To come at Swordfishtrombones with the notion of explaining it is a fool’s task. Its parts are incongruous, its mad hatter composer evasive and coy, its sounds as harsh as they are beautiful. Lyrically it is full of the macabre and grotesque, butted up alongside the quotidian and the beautiful. Tom Waits’ brilliant Swordfishtrombones is an album that employs an inexplicable sort of alchemy that, if reverse, wouldn’t yield pure and wholly separate parts. So to try and deconstruct it in any complete way just won’t work.
Lucky for David Smay, and readers of this book, he’s smarter than that. Smay has no interest or intention in explaining to us exactly what Swordfishtrombones is all about.He has no answers for us. If we’re looking to strip away mystery, then we’ve got the wrong book—and we probably shouldn’t be listening to the album to begin with.
Instead of bashing his head up against the album as a whole, Smay examines its parts and mines the details to offer a fresh perspective on the album. By putting the album in a historical context—he explains the state of Waits’ floundering career around the time the album was made—Smay uses Waits, and his notoriously difficult album, to discuss the idea of confessional art. Of course, anyone who knows and loves Waits’ work would naturally dismiss this notion. Surely, Waits has never sailed to Singapore with a one-armed dwarf. Or starved in the belly of a whale. But that is not the sort of confession Smay is writing about here. Instead, he examines a more incomplete, uneven sort of confession. Where small details don’t match up with his life so much as they run alongside facts about Tom Waits that may or may not be true.
Does that sound confessional?

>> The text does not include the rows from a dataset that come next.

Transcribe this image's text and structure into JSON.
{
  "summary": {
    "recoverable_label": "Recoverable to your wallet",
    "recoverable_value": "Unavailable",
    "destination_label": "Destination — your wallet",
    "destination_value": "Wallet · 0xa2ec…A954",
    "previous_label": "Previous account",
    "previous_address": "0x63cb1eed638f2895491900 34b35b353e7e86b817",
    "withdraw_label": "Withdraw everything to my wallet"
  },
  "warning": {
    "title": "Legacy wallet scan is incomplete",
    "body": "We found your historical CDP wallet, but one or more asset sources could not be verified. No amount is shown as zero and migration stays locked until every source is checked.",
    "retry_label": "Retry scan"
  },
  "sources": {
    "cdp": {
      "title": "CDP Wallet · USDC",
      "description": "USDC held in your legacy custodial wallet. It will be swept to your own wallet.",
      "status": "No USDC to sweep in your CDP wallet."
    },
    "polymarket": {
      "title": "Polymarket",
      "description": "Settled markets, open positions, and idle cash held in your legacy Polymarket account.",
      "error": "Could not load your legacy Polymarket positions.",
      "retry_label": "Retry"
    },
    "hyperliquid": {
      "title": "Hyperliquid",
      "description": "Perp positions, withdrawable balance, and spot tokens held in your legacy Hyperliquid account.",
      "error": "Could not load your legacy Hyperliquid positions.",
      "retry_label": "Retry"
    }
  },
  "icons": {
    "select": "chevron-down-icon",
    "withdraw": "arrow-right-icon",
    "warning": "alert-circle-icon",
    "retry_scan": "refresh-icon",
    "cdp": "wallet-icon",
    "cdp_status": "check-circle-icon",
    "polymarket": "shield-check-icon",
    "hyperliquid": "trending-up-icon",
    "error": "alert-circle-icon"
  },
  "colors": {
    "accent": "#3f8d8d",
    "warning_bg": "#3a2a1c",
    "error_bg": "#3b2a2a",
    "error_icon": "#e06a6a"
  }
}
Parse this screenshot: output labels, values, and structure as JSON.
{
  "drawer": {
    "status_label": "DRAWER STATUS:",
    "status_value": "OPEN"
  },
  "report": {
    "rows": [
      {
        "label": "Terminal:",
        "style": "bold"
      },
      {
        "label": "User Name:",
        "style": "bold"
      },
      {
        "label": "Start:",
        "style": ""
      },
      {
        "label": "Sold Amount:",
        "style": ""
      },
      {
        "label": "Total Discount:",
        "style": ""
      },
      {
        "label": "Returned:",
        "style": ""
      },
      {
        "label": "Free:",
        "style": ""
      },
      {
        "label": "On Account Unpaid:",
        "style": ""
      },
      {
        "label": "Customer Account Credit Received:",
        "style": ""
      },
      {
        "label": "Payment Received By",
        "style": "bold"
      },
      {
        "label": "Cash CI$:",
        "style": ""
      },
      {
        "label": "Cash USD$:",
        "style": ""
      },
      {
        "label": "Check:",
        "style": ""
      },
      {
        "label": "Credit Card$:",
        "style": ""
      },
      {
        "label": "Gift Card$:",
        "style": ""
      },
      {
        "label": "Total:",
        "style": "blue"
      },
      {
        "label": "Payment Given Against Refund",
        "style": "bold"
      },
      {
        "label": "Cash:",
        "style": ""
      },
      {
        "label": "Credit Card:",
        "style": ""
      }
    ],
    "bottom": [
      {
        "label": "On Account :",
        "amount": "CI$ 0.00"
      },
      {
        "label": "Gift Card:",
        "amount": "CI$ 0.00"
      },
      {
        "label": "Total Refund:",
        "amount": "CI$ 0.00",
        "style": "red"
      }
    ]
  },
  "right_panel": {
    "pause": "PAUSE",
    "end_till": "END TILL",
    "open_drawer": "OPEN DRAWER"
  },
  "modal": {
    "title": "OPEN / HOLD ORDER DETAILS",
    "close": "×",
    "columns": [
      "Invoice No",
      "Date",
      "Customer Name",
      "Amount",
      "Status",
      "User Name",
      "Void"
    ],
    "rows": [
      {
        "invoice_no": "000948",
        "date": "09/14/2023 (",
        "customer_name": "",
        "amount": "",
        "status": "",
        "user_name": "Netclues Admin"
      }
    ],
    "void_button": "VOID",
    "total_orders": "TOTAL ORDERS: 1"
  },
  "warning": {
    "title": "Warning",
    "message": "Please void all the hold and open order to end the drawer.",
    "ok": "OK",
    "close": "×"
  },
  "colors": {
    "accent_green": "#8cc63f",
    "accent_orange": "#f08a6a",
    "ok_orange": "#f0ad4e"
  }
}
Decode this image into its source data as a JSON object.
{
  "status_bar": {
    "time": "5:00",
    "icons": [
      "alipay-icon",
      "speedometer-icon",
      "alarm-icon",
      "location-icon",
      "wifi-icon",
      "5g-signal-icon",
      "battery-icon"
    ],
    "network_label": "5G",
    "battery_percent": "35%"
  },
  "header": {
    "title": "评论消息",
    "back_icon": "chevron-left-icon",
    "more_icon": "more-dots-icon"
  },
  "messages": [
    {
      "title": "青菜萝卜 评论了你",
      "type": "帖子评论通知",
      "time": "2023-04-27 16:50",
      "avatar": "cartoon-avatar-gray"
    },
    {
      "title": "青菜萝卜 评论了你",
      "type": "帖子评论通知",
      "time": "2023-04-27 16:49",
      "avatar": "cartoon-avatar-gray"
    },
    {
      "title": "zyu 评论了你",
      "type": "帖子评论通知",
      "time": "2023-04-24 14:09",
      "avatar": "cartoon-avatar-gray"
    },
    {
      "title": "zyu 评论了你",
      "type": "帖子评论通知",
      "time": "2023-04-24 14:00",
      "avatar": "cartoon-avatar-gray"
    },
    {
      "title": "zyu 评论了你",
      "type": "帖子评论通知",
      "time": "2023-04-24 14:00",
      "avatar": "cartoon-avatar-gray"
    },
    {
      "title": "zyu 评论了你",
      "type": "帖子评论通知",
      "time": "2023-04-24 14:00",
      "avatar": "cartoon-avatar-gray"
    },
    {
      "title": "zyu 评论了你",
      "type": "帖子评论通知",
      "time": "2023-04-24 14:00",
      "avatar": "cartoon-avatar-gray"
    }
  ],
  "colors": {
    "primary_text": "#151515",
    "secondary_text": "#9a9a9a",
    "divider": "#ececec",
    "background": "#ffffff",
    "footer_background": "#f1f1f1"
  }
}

Well, no, not in the traditional sense. But, as Smay makes clear, what about Tom Waits. and his work, is traditional? And while Smay’s slightly-off aligning of elements of life with elements of the album is full of holes, it is tied down by a clear timeline, not only of the album’s creation, but of Waits’ life.
Most notably, Smay discusses Waits’ relationship with collaborator and wife Kathleen Brennan. They had met not long before Swordfishtrombones, and this was the first album they really worked on together. By charting the trajectory of Tom’s career, both before and after he met Kathleen, and examining the way his use of imagery shifts—in particular, Smay writes about Waits’ shifting focus from scarecrows to crows—we begin to see for ourselves the impact Kathleen Brennan had on Tom Waits as not only a wife, but also a powerful muse.
But, in the same way the album is labyrinthine, Smay’s book weaves several loose and frayed threads at once. It is a story about the move from Tom Waits the troubadour to Tom Waits the avant-garde musical circus hawker. It is about the chunky stew of influences Waits absorbed, some—like the No Wave movement in 1980 New York—we haven’t heard much about before. It is also about how Tom Waits is constantly lying to us, and somehow being truthful at the same time. Smay, like Waits, often allows himself to indulge in extended metaphors and symbol-heavy tales with the artist as their weary hero.
It all comes together to show not what Swordfishtrombones is, but more what it can do. Smay can hardly contain himself on the page, and he lets his ideas run wild, giving us a mosaic of a Tom Waits that we haven’t quite seen before. Where Kathleen was Tom’s muse for the album, the album is Smay’s muse to discuss the idea of inevitable confession. That sometimes, no matter how art tries to break from representation, it still stands for something. And while it’s hard to guess what that something is on Swordfishtrombones, Smay acts as a side-mouth talking tour guide leading us through the darkness, giving us flashlights so we can illuminate the parts to love the whole we never quite see.